“Have nothing in your homes you do not know to be useful, or believe to be beautiful.” — William Morris
This statement was adopted as the motto of the Arts and Crafts movement, and taken to heart by Frank Lloyd Wright, particularly in his stained-glass designs.
Art glass windows and light fixtures bring utility and beauty to the daily act of looking out the window to check the weather or setting the table as you flip the electrical switch to turn on a light. Both beautiful and functional, these small daily tasks embody Morris’ belief, and Wright’s art glass installations.
Frank Lloyd Wright’s functional beauty
Frank Lloyd Wright’s glass design output over his career was nothing short of tremendous. In my opinion, his best work, and what he’s most known for, was produced in a relatively short period of time. From the Bradley House in Kankakee, IL (1900) to the Robie House in Chicago, IL (1906), his designs evolved from the abstraction of plants (usually prairie flowers, grasses and trees) to purely non-figurative, non-representational geometric forms and designs.
We take modern design, with its clean lines and geometric forms, for granted today, but it’s amazing to think that Wright was producing such work at the turn of the 20th century; he was truly ahead of his time.
Selecting the color palette for stained-glass designs
Wright’s glasswork in the Dana-Thomas House (1899) is fitted with silver glass, which, when fired with metal salts becomes iridescent. The iridescent technique was pioneered by Tiffany, but Wright brought a new design idea to its use.
The visual impact of the iridescence is that the glass has a straw-amber color when light passes through it, but looks blue-green when light is reflected on the surface.The idea behind using iridescent glass in windows was to bring a daytime/nighttime contrast to the images within the designs, to take advantage of the dual qualities in the glass.
Wright also used a limited palette in his glasswork, like the Greenes. The predominant colors he used were green, yellow and amber, to bring unity in the design of how he used color in his buildings. These were his “passive” colors because they helped the design blend with the building and environment.
Wright added the juxtaposition of “active” colors in his art glass windows to play off of the passive colors. His active colors — pops of red or blue — alter the apparent size of design elements in the piece, adding more visual weight and drama to the design. This was especially true of his later, more abstract compositions.

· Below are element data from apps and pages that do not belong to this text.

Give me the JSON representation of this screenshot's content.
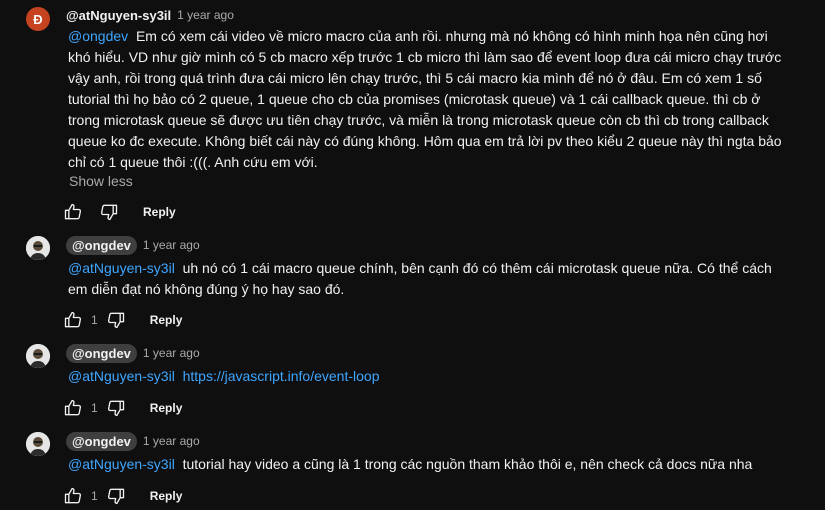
{
  "comments": [
    {
      "avatar_letter": "Đ",
      "author": "@atNguyen-sy3il",
      "time": "1 year ago",
      "mention": "@ongdev",
      "lines": [
        "Em có xem cái video về micro macro của anh rồi. nhưng mà nó không có hình minh họa nên cũng hơi",
        "khó hiểu. VD như giờ mình có 5 cb macro xếp trước 1 cb micro thì làm sao để event loop đưa cái micro chạy trước",
        "vậy anh, rồi trong quá trình đưa cái micro lên chạy trước, thì 5 cái macro kia mình để nó ở đâu. Em có xem 1 số",
        "tutorial thì họ bảo có 2 queue, 1 queue cho cb của promises (microtask queue) và 1 cái callback queue. thì cb ở",
        "trong microtask queue sẽ được ưu tiên chạy trước, và miễn là trong microtask queue còn cb thì cb trong callback",
        "queue ko đc execute. Không biết cái này có đúng không. Hôm qua em trả lời pv theo kiểu 2 queue này thì ngta bảo",
        "chỉ có 1 queue thôi :(((. Anh cứu em với."
      ],
      "show_less": "Show less",
      "likes": "",
      "reply": "Reply"
    },
    {
      "author": "@ongdev",
      "time": "1 year ago",
      "mention": "@atNguyen-sy3il",
      "lines": [
        "uh nó có 1 cái macro queue chính, bên cạnh đó có thêm cái microtask queue nữa. Có thể cách",
        "em diễn đạt nó không đúng ý họ hay sao đó."
      ],
      "likes": "1",
      "reply": "Reply"
    },
    {
      "author": "@ongdev",
      "time": "1 year ago",
      "mention": "@atNguyen-sy3il",
      "link": "https://javascript.info/event-loop",
      "likes": "1",
      "reply": "Reply"
    },
    {
      "author": "@ongdev",
      "time": "1 year ago",
      "mention": "@atNguyen-sy3il",
      "lines": [
        "tutorial hay video a cũng là 1 trong các nguồn tham khảo thôi e, nên check cả docs nữa nha"
      ],
      "likes": "1",
      "reply": "Reply"
    }
  ],
  "icons": {
    "like": "thumbs-up-outline",
    "dislike": "thumbs-down-outline"
  },
  "colors": {
    "background": "#0f0f0f",
    "text": "#f1f1f1",
    "secondary": "#aaaaaa",
    "mention": "#3ea6ff",
    "avatar_accent": "#c5431f",
    "author_chip": "#3f3f3f"
  }
}
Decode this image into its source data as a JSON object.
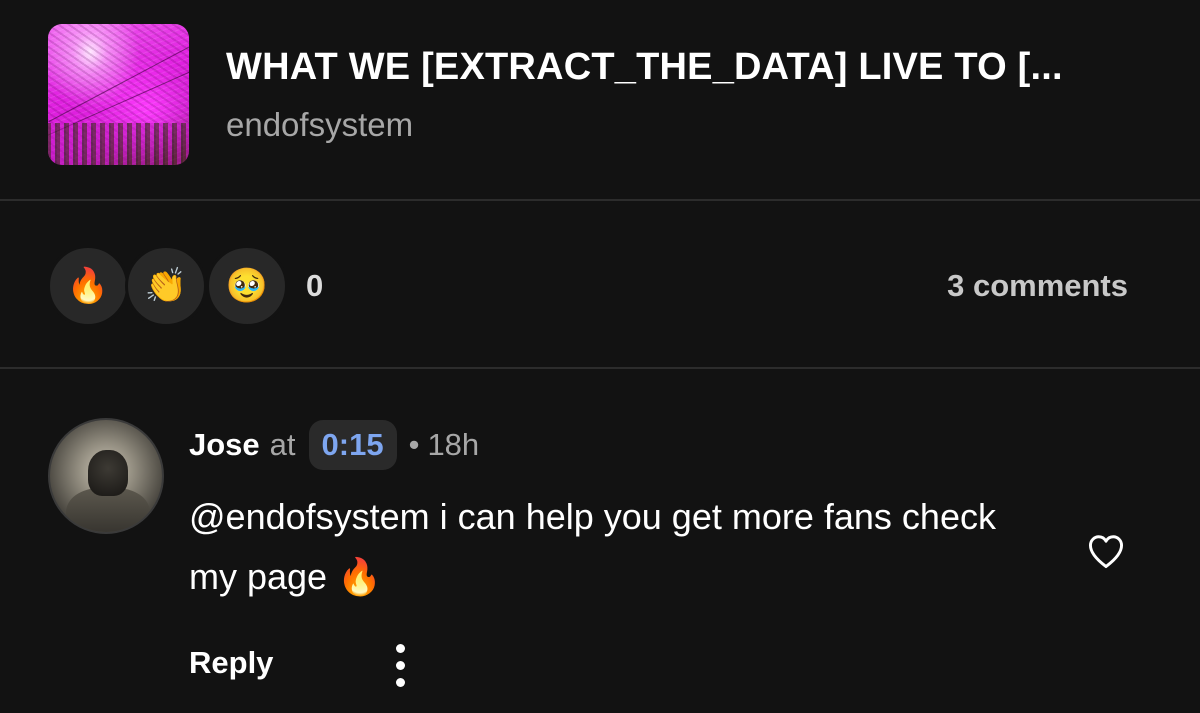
{
  "track": {
    "title": "WHAT WE [EXTRACT_THE_DATA] LIVE TO [...",
    "artist": "endofsystem"
  },
  "reactions": {
    "items": [
      {
        "emoji": "🔥",
        "icon": "fire-emoji-icon"
      },
      {
        "emoji": "👏",
        "icon": "clapping-hands-emoji-icon"
      },
      {
        "emoji": "🥹",
        "icon": "holding-back-tears-emoji-icon"
      }
    ],
    "count": "0",
    "comments_label": "3 comments"
  },
  "comment": {
    "username": "Jose",
    "at_word": "at",
    "timestamp": "0:15",
    "separator": "•",
    "age": "18h",
    "text": "@endofsystem i can help you get more fans check my page",
    "text_emoji": "🔥",
    "reply_label": "Reply"
  },
  "colors": {
    "background": "#121212",
    "timestamp_link": "#7ea6f0",
    "secondary_text": "#a7a7a7"
  }
}
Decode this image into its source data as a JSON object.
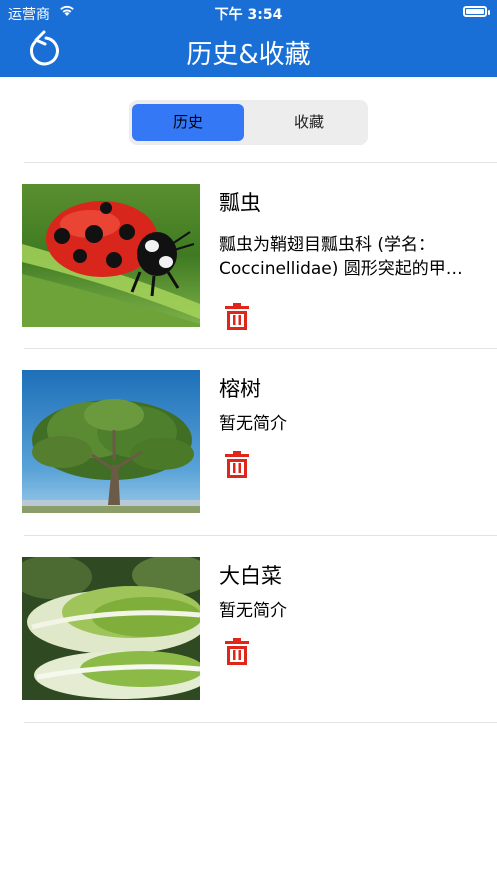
{
  "status_bar": {
    "carrier": "运营商",
    "time": "下午 3:54"
  },
  "nav": {
    "title": "历史&收藏",
    "back_icon": "refresh-back-icon"
  },
  "tabs": [
    {
      "label": "历史",
      "active": true
    },
    {
      "label": "收藏",
      "active": false
    }
  ],
  "items": [
    {
      "title": "瓢虫",
      "desc_line1": "瓢虫为鞘翅目瓢虫科 (学名：",
      "desc_line2": "Coccinellidae) 圆形突起的甲…",
      "image": "ladybug"
    },
    {
      "title": "榕树",
      "desc_line1": "暂无简介",
      "image": "banyan-tree"
    },
    {
      "title": "大白菜",
      "desc_line1": "暂无简介",
      "image": "napa-cabbage"
    }
  ],
  "colors": {
    "accent": "#1a6fd6",
    "active_tab": "#3478f6",
    "delete": "#e0261b"
  }
}
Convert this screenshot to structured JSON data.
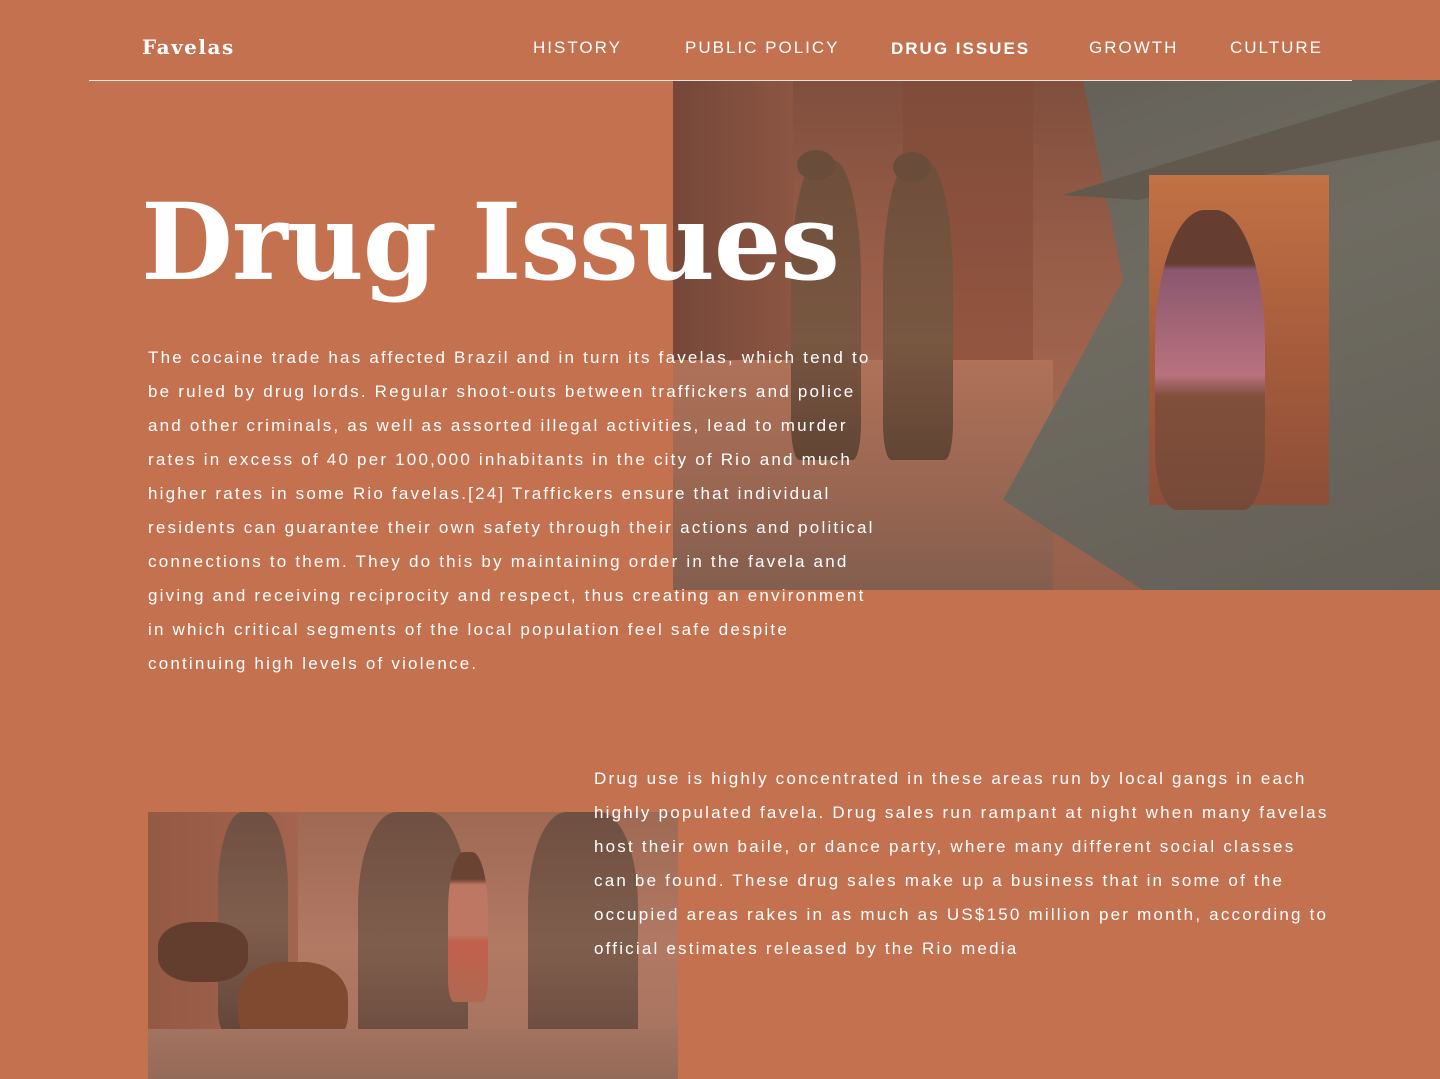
{
  "site": {
    "logo": "Favelas"
  },
  "nav": {
    "items": [
      {
        "label": "HISTORY",
        "active": false
      },
      {
        "label": "PUBLIC POLICY",
        "active": false
      },
      {
        "label": "DRUG ISSUES",
        "active": true
      },
      {
        "label": "GROWTH",
        "active": false
      },
      {
        "label": "CULTURE",
        "active": false
      }
    ]
  },
  "main": {
    "title": "Drug Issues",
    "paragraph_1": "The cocaine trade has affected Brazil and in turn its favelas, which tend to be ruled by drug lords. Regular shoot-outs between traffickers and police and other criminals, as well as assorted illegal activities, lead to murder rates in excess of 40 per 100,000 inhabitants in the city of Rio and much higher rates in some Rio favelas.[24] Traffickers ensure that individual residents can guarantee their own safety through their actions and political connections to them. They do this by maintaining order in the favela and giving and receiving reciprocity and respect, thus creating an environment in which critical segments of the local population feel safe despite continuing high levels of violence.",
    "paragraph_2": "Drug use is highly concentrated in these areas run by local gangs in each highly populated favela. Drug sales run rampant at night when many favelas host their own baile, or dance party, where many different social classes can be found. These drug sales make up a business that in some of the occupied areas rakes in as much as US$150 million per month, according to official estimates released by the Rio media"
  },
  "colors": {
    "background": "#c47150",
    "text": "#ffffff"
  }
}
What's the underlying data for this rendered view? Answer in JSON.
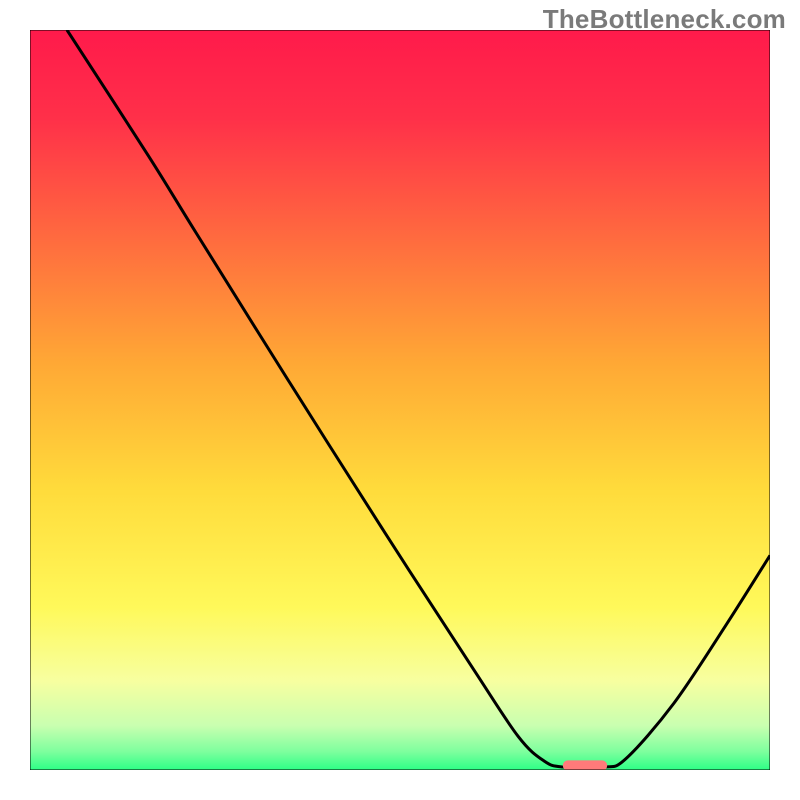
{
  "watermark": "TheBottleneck.com",
  "chart_data": {
    "type": "line",
    "title": "",
    "xlabel": "",
    "ylabel": "",
    "xlim": [
      0,
      100
    ],
    "ylim": [
      0,
      100
    ],
    "axes_visible": false,
    "frame_color": "#000000",
    "background_gradient_stops": [
      {
        "offset": 0.0,
        "color": "#ff1a4b"
      },
      {
        "offset": 0.12,
        "color": "#ff3049"
      },
      {
        "offset": 0.28,
        "color": "#ff6a3f"
      },
      {
        "offset": 0.45,
        "color": "#ffa835"
      },
      {
        "offset": 0.62,
        "color": "#ffdb3b"
      },
      {
        "offset": 0.78,
        "color": "#fff95a"
      },
      {
        "offset": 0.88,
        "color": "#f7ffa0"
      },
      {
        "offset": 0.94,
        "color": "#c9ffb0"
      },
      {
        "offset": 0.975,
        "color": "#7eff9e"
      },
      {
        "offset": 1.0,
        "color": "#2dff86"
      }
    ],
    "series": [
      {
        "name": "bottleneck-curve",
        "stroke": "#000000",
        "stroke_width": 3,
        "points_xy": [
          [
            5.0,
            100.0
          ],
          [
            16.0,
            83.0
          ],
          [
            22.5,
            72.5
          ],
          [
            35.0,
            52.5
          ],
          [
            48.0,
            32.0
          ],
          [
            60.0,
            13.5
          ],
          [
            66.0,
            4.5
          ],
          [
            69.5,
            1.2
          ],
          [
            72.0,
            0.4
          ],
          [
            77.5,
            0.4
          ],
          [
            80.5,
            1.5
          ],
          [
            87.0,
            9.0
          ],
          [
            94.0,
            19.5
          ],
          [
            100.0,
            29.0
          ]
        ]
      }
    ],
    "marker": {
      "name": "optimal-segment",
      "x_start": 72.0,
      "x_end": 78.0,
      "y": 0.6,
      "color": "#ff7a7a",
      "thickness_pct": 1.4
    }
  }
}
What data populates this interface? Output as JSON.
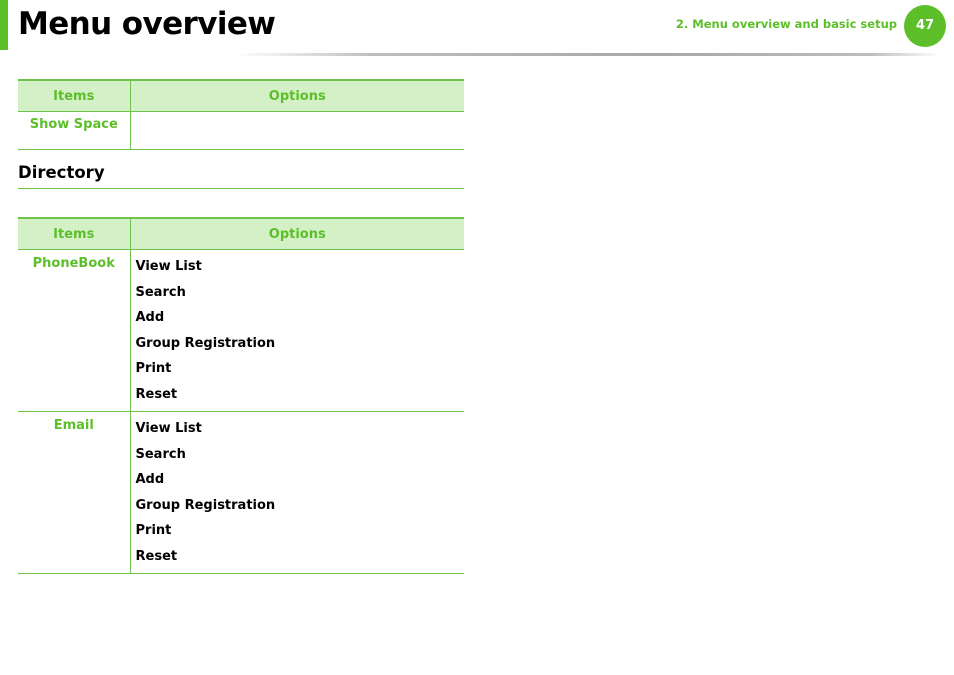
{
  "header": {
    "title": "Menu overview",
    "chapter": "2.  Menu overview and basic setup",
    "page_number": "47",
    "accent_color": "#5cbf2a"
  },
  "table1": {
    "headers": {
      "items": "Items",
      "options": "Options"
    },
    "rows": [
      {
        "item": "Show Space",
        "options": []
      }
    ]
  },
  "section": {
    "heading": "Directory"
  },
  "table2": {
    "headers": {
      "items": "Items",
      "options": "Options"
    },
    "rows": [
      {
        "item": "PhoneBook",
        "options": [
          "View List",
          "Search",
          "Add",
          "Group Registration",
          "Print",
          "Reset"
        ]
      },
      {
        "item": "Email",
        "options": [
          "View List",
          "Search",
          "Add",
          "Group Registration",
          "Print",
          "Reset"
        ]
      }
    ]
  }
}
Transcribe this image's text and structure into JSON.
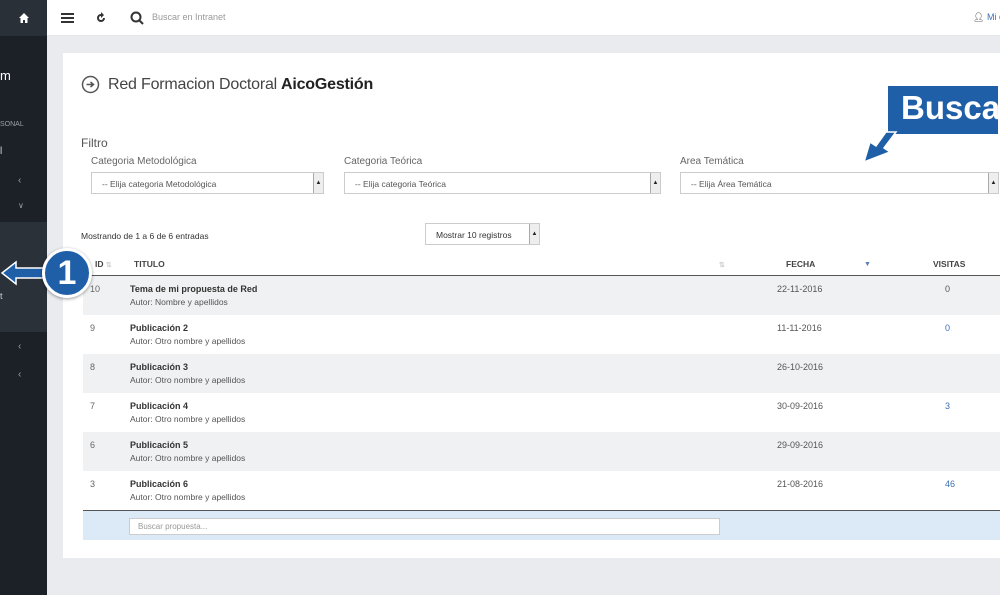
{
  "sidebar": {
    "partial_labels": [
      "m",
      "SONAL",
      "l",
      "t"
    ],
    "accent": "#1c2128"
  },
  "topbar": {
    "search_placeholder": "Buscar en Intranet",
    "user_label": "Mi c"
  },
  "page": {
    "title_light": "Red Formacion Doctoral",
    "title_bold": "AicoGestión"
  },
  "filter": {
    "label": "Filtro",
    "fields": [
      {
        "label": "Categoria Metodológica",
        "value": "-- Elija categoria Metodológica"
      },
      {
        "label": "Categoria Teórica",
        "value": "-- Elija categoria Teórica"
      },
      {
        "label": "Area Temática",
        "value": "-- Elija Área Temática"
      }
    ]
  },
  "table_info": {
    "showing": "Mostrando de 1 a 6 de 6 entradas",
    "page_size": "Mostrar 10 registros"
  },
  "table": {
    "headers": {
      "id": "ID",
      "title": "TITULO",
      "date": "FECHA",
      "visits": "VISITAS"
    },
    "rows": [
      {
        "id": "10",
        "title": "Tema de mi propuesta de Red",
        "author": "Autor: Nombre y apellidos",
        "date": "22-11-2016",
        "visits": "0"
      },
      {
        "id": "9",
        "title": "Publicación 2",
        "author": "Autor: Otro nombre y apellidos",
        "date": "11-11-2016",
        "visits": "0"
      },
      {
        "id": "8",
        "title": "Publicación 3",
        "author": "Autor: Otro nombre y apellidos",
        "date": "26-10-2016",
        "visits": ""
      },
      {
        "id": "7",
        "title": "Publicación 4",
        "author": "Autor: Otro nombre y apellidos",
        "date": "30-09-2016",
        "visits": "3"
      },
      {
        "id": "6",
        "title": "Publicación 5",
        "author": "Autor: Otro nombre y apellidos",
        "date": "29-09-2016",
        "visits": ""
      },
      {
        "id": "3",
        "title": "Publicación 6",
        "author": "Autor: Otro nombre y apellidos",
        "date": "21-08-2016",
        "visits": "46"
      }
    ],
    "search_placeholder": "Buscar propuesta..."
  },
  "callouts": {
    "busca_text": "Busca",
    "step_number": "1",
    "color": "#1f5fa8"
  }
}
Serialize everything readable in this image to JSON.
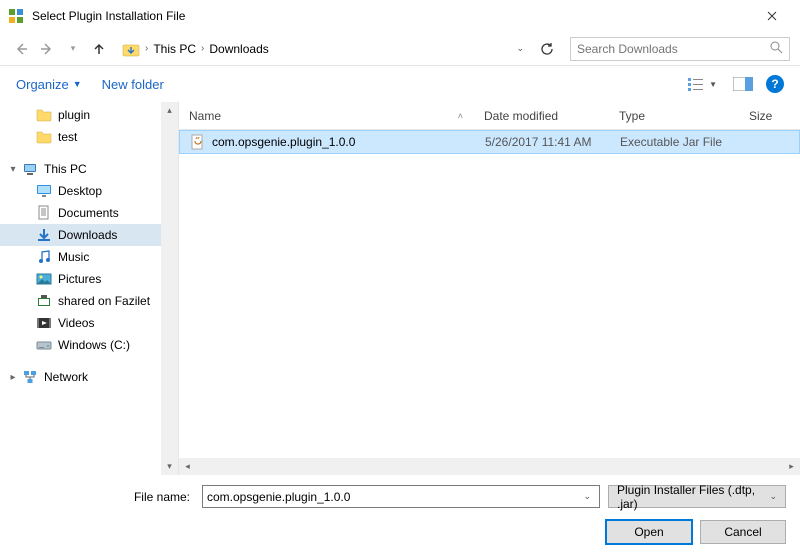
{
  "window": {
    "title": "Select Plugin Installation File"
  },
  "nav": {
    "breadcrumb": {
      "root": "This PC",
      "folder": "Downloads"
    },
    "search_placeholder": "Search Downloads"
  },
  "toolbar": {
    "organize": "Organize",
    "new_folder": "New folder"
  },
  "tree": {
    "items": [
      {
        "label": "plugin",
        "icon": "folder",
        "level": 1
      },
      {
        "label": "test",
        "icon": "folder",
        "level": 1
      },
      {
        "label": "This PC",
        "icon": "pc",
        "level": 0,
        "expandable": true
      },
      {
        "label": "Desktop",
        "icon": "desktop",
        "level": 1
      },
      {
        "label": "Documents",
        "icon": "documents",
        "level": 1
      },
      {
        "label": "Downloads",
        "icon": "downloads",
        "level": 1,
        "selected": true
      },
      {
        "label": "Music",
        "icon": "music",
        "level": 1
      },
      {
        "label": "Pictures",
        "icon": "pictures",
        "level": 1
      },
      {
        "label": "shared on Fazilet",
        "icon": "share",
        "level": 1
      },
      {
        "label": "Videos",
        "icon": "videos",
        "level": 1
      },
      {
        "label": "Windows (C:)",
        "icon": "disk",
        "level": 1
      },
      {
        "label": "Network",
        "icon": "network",
        "level": 0,
        "expandable": true
      }
    ]
  },
  "columns": {
    "name": "Name",
    "date": "Date modified",
    "type": "Type",
    "size": "Size"
  },
  "files": [
    {
      "name": "com.opsgenie.plugin_1.0.0",
      "date": "5/26/2017 11:41 AM",
      "type": "Executable Jar File",
      "size": "",
      "selected": true
    }
  ],
  "footer": {
    "filename_label": "File name:",
    "filename_value": "com.opsgenie.plugin_1.0.0",
    "filter": "Plugin Installer Files (.dtp, .jar)",
    "open": "Open",
    "cancel": "Cancel"
  }
}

Wright was a visual design pioneer, who took some of the newer techniques and ideas, expanded on them, gave them his own twist, and incorporated them into his own master world view, which couldn’t help but influence his contemporaries.